A guarantor is a person or agency that gives an assurance that a loan will be paid. The guarantor agrees to pay someone else’s outstanding debt in the event of default.
The Students Loan Trust Fund requires that applicants must provide one guarantor to qualify for the loan. Previously, under the Social Security and National Insurance Trust (SSNIT) Students Loan Scheme, each borrower was required to provide three guarantors who needed to be contributors to the SSNIT Pension Scheme.
Many students, particularly the needy, found it difficult to get three guarantors to stand surety for the loans they were to contract for their tertiary education.
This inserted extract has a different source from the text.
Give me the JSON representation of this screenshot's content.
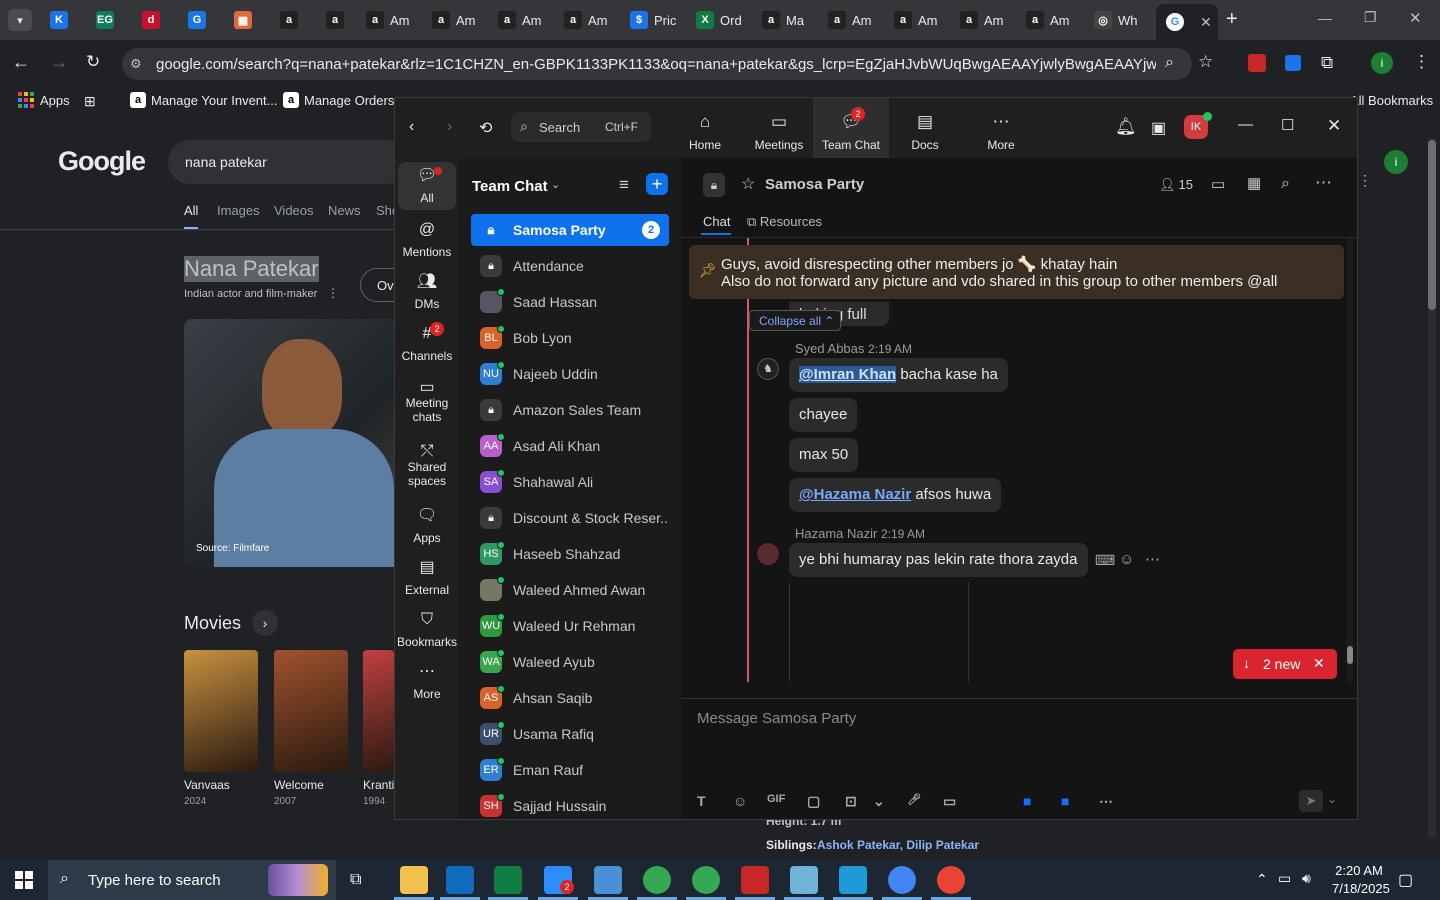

Thus when the Students Loan Trust Fund took over the management of the students’ loan, one of the first things it did was to reduce the guarantor requirements to one. But the problem of getting even one guarantor still persists. Therefore, the SLTF in its bid to resolve the issue adopted a diversified guarantor system, where, in addition to the SSNIT pension Contributor, any of the under listed can guarantee a loan application for a student who wishes to access a loan facility from the Trust Fund:
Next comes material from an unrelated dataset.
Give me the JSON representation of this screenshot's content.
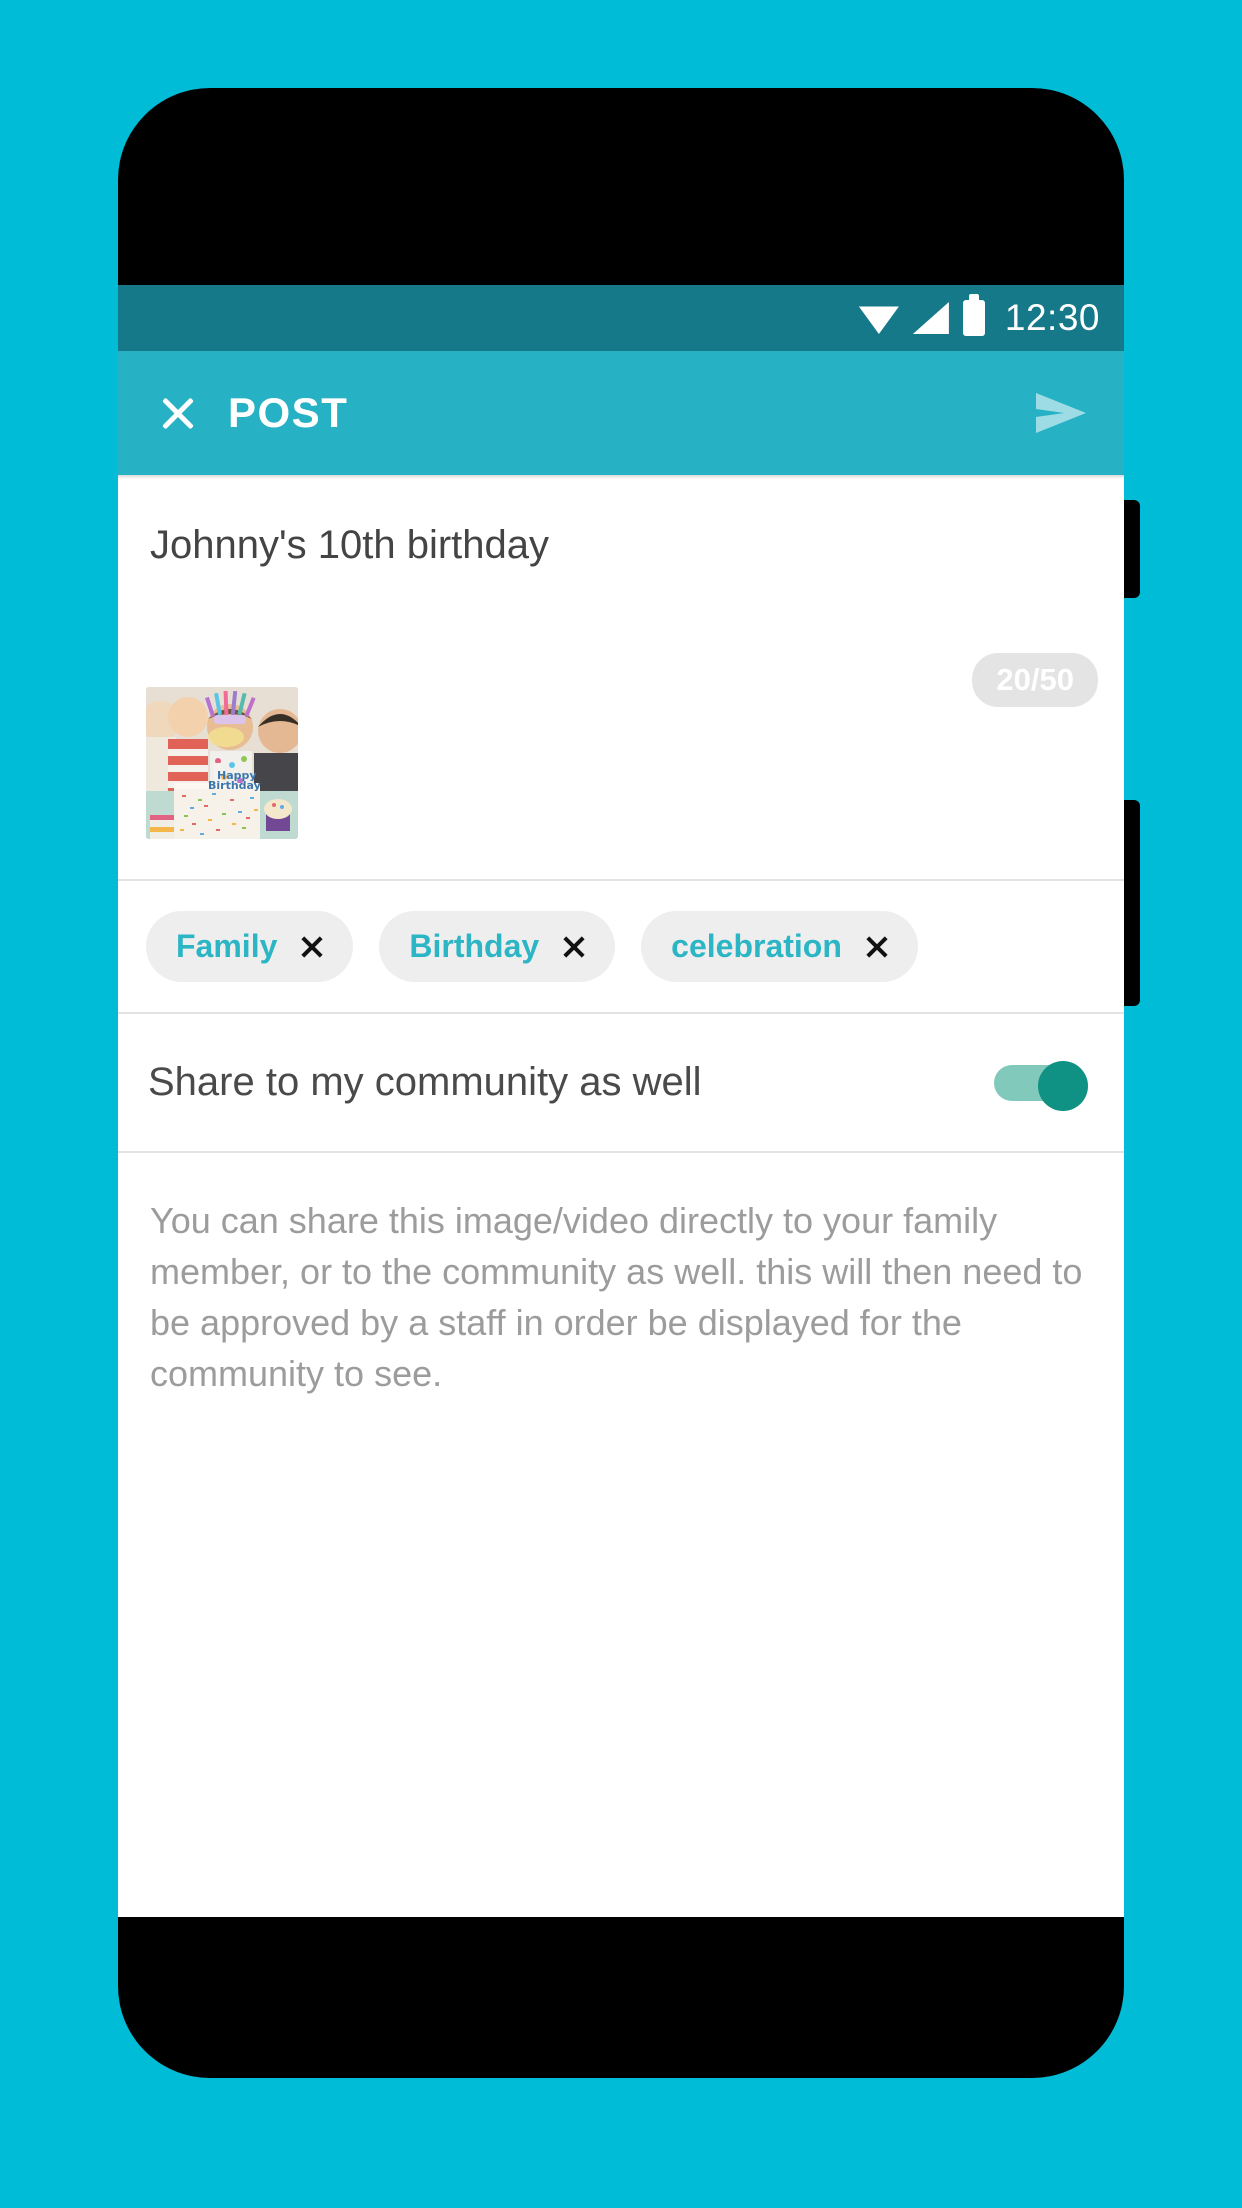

- i. A Corporate body
- ii. Nationally Recognized Religious Body
- iii. Metropolitan, Municipal and District Assembly
The SSNIT contributor is the basic guarantor that the Trust Fund accepts. Currently this form represents about 98% of all guarantees that are provided by applicants. A person who wants to guarantee a loan under the students’ loan must first of all be a Ghanaian and must have contributed cumulatively to the SSNIT pension scheme for at least 60 months or 5 years. The person should not be more than 53 years old at the time of signing the guarantee and must not have guaranteed for more than two (2) persons already. However, Parents can guarantee for all their children, irrespective of the number.
The SLTF accepts guarantees from corporate bodies. Past or current members of the Ghana Club 100 or Companies Listed on the Ghana Stock Exchange are eligible to guarantee students loan applications. There must be a resolution from the company agreeing to guarantee student loans for borrowers.
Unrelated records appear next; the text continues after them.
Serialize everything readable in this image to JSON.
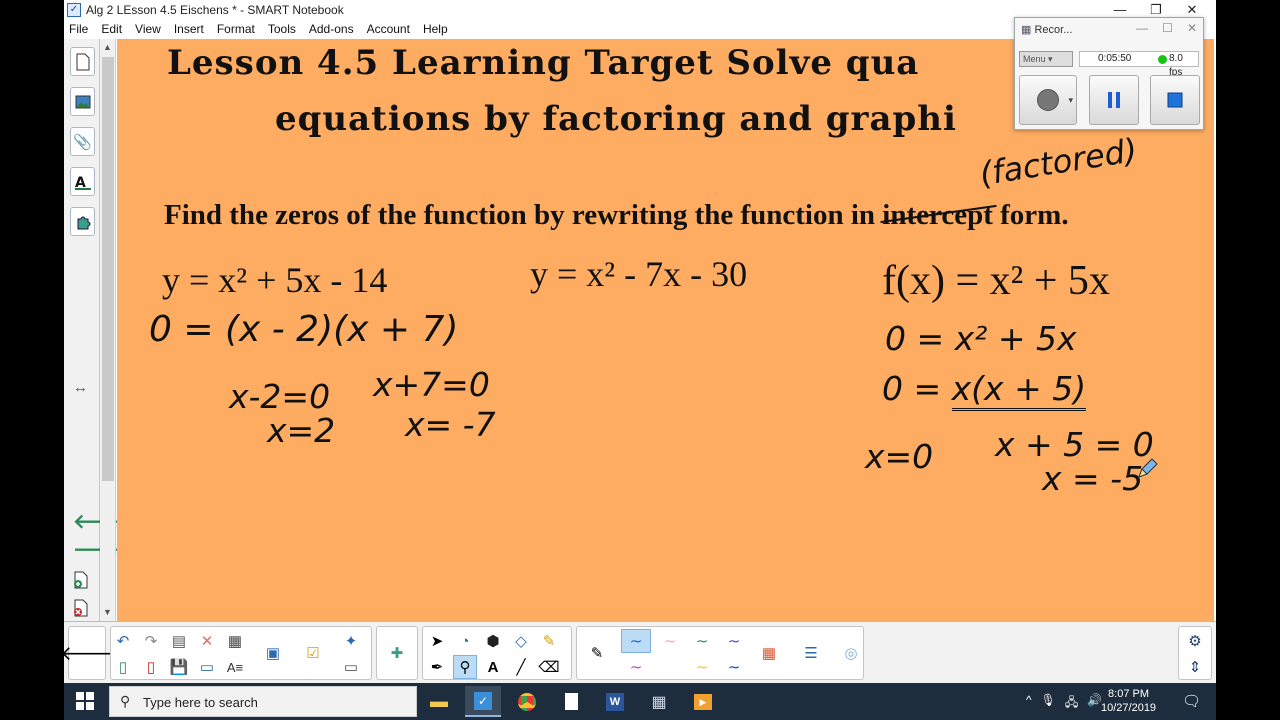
{
  "window": {
    "title": "Alg 2 LEsson 4.5   Eischens * - SMART Notebook",
    "minimize": "—",
    "maximize": "❐",
    "close": "✕"
  },
  "menu": [
    "File",
    "Edit",
    "View",
    "Insert",
    "Format",
    "Tools",
    "Add-ons",
    "Account",
    "Help"
  ],
  "recorder": {
    "title": "Recor...",
    "menu_label": "Menu",
    "elapsed": "0:05:50",
    "fps": "8.0 fps",
    "status_color": "#19c219"
  },
  "page": {
    "background": "#fdac62",
    "title_line1": "Lesson 4.5  Learning Target Solve qua",
    "title_line2": "equations by factoring and graphi",
    "annotation_factored": "(factored)",
    "instruction_before": "Find the zeros of the function by rewriting the function in ",
    "instruction_struck": "intercept",
    "instruction_after": " form.",
    "problem1": {
      "equation": "y = x² + 5x - 14",
      "factored": "0 = (x - 2)(x + 7)",
      "step_a1": "x-2=0",
      "step_a2": "x=2",
      "step_b1": "x+7=0",
      "step_b2": "x= -7"
    },
    "problem2": {
      "equation": "y = x² - 7x - 30"
    },
    "problem3": {
      "equation": "f(x) = x² + 5x",
      "step1": "0 = x² + 5x",
      "step2_pre": "0 = ",
      "step2_x": "x",
      "step2_paren": "(x + 5)",
      "step3a": "x=0",
      "step3b": "x + 5 = 0",
      "step3c": "x = -5"
    }
  },
  "taskbar": {
    "search_placeholder": "Type here to search",
    "time": "8:07 PM",
    "date": "10/27/2019"
  }
}
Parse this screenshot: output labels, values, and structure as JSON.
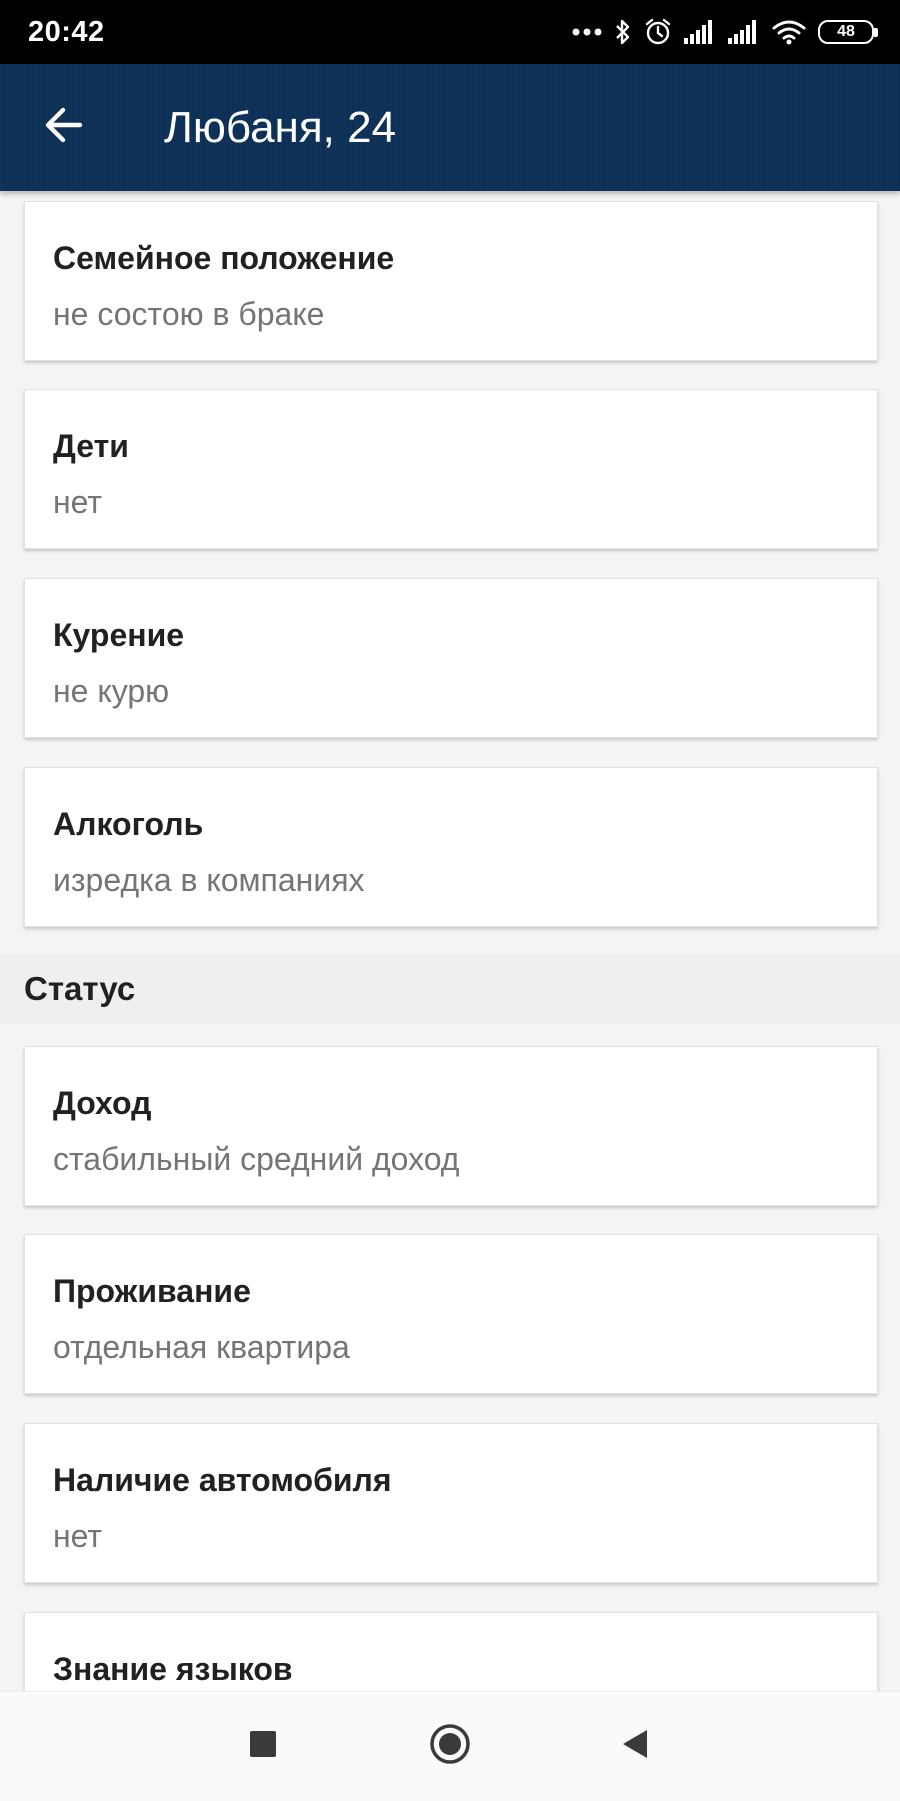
{
  "status_bar": {
    "time": "20:42",
    "battery": "48",
    "icons": [
      "more-dots-icon",
      "bluetooth-icon",
      "alarm-icon",
      "signal-icon",
      "signal-icon",
      "wifi-icon",
      "battery-icon"
    ]
  },
  "app_bar": {
    "title": "Любаня, 24",
    "background_color": "#0d3057"
  },
  "cards": [
    {
      "label": "Семейное положение",
      "value": "не состою в браке"
    },
    {
      "label": "Дети",
      "value": "нет"
    },
    {
      "label": "Курение",
      "value": "не курю"
    },
    {
      "label": "Алкоголь",
      "value": "изредка в компаниях"
    },
    {
      "label": "Доход",
      "value": "стабильный средний доход"
    },
    {
      "label": "Проживание",
      "value": "отдельная квартира"
    },
    {
      "label": "Наличие автомобиля",
      "value": "нет"
    },
    {
      "label": "Знание языков"
    }
  ],
  "sections": {
    "status_title": "Статус"
  },
  "nav_bar": {
    "buttons": [
      "recent-apps-icon",
      "home-icon",
      "back-triangle-icon"
    ]
  }
}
Nationally Recognised Religious Bodies
Nationally Recognised Religious bodies are also permitted to provide guarantee for borrowers. The church should have been in existence for at least ten years and must provide a copy of the certificate of incorporation from the Registrar Generals Department. Like the corporate body, the church must also present a resolution as evidence that the church has agreed to guarantee student loans.
Metropolitan, Municipal and District Assemblies
Metropolitan, Municipal and District Assemblies (MMDA’s) across the Country can guarantee loans for students within their jurisdiction. They must also provide evidence of a Resolution by the Assembly to guarantee student loans.
Higher education financing, which has been a great challenge in the country, could be greatly enhanced if Corporate and religious bodies, as well as MMDA’s would support students by guaranteeing loans for tertiary level education.
The SLTF has put in place an efficient repayment system to recover the loan therefore; the main responsibility of a guarantor is to assist SLTF to trace the borrower when repayment is due.
Students Loan Protection Scheme (SLPS)
In order to remove the guarantor’s burden of repayment when a borrower dies or becomes permanently incapacitated, the Students Loan Trust Fund put in place a Students Loan Protection Scheme (SLPS). This is an initiative instituted to absolve the financial burden on guarantors and families that will result from the death or permanent and total incapacitation of borrowers.
In 2012, 11 claims were approved and paid from the SPLS and the respective guarantors released off their obligations to the Trust Fund.
Since the Students Loan Trust Fund took over the management of the student loans, repayment has been good due to the robust system of tracing and locating borrowers and collaboration by employers as required by law. Many borrowers have shown good faith and are paying back their loans contracted whilst in school. To date, about one thousand guarantors have been released following the completion of loan repayment by the respective borrowers.
Author: Henry Dottey
The author is the Public Relations Officer of the Students Loan Trust Fund